WORK TO COMPLETE |
State how many lines in the records below contain the string "questions", and give nothing besides that number.

RECORDS FOR PROCESSING |
--- START ---
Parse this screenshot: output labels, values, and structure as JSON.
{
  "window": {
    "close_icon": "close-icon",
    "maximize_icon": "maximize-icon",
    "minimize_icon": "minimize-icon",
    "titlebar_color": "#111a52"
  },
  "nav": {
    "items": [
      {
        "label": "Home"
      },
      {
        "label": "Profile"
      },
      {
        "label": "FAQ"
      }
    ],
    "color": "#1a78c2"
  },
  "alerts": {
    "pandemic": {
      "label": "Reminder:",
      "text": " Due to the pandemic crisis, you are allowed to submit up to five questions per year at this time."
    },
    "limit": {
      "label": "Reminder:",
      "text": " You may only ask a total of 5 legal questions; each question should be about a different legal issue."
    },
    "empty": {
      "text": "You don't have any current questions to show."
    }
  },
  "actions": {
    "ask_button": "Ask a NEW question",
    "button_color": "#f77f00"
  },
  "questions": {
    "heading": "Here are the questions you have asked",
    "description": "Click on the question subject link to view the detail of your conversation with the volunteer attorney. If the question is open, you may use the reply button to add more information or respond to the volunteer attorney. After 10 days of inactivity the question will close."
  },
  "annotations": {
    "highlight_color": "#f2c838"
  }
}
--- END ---
OUTPUT BELOW |
5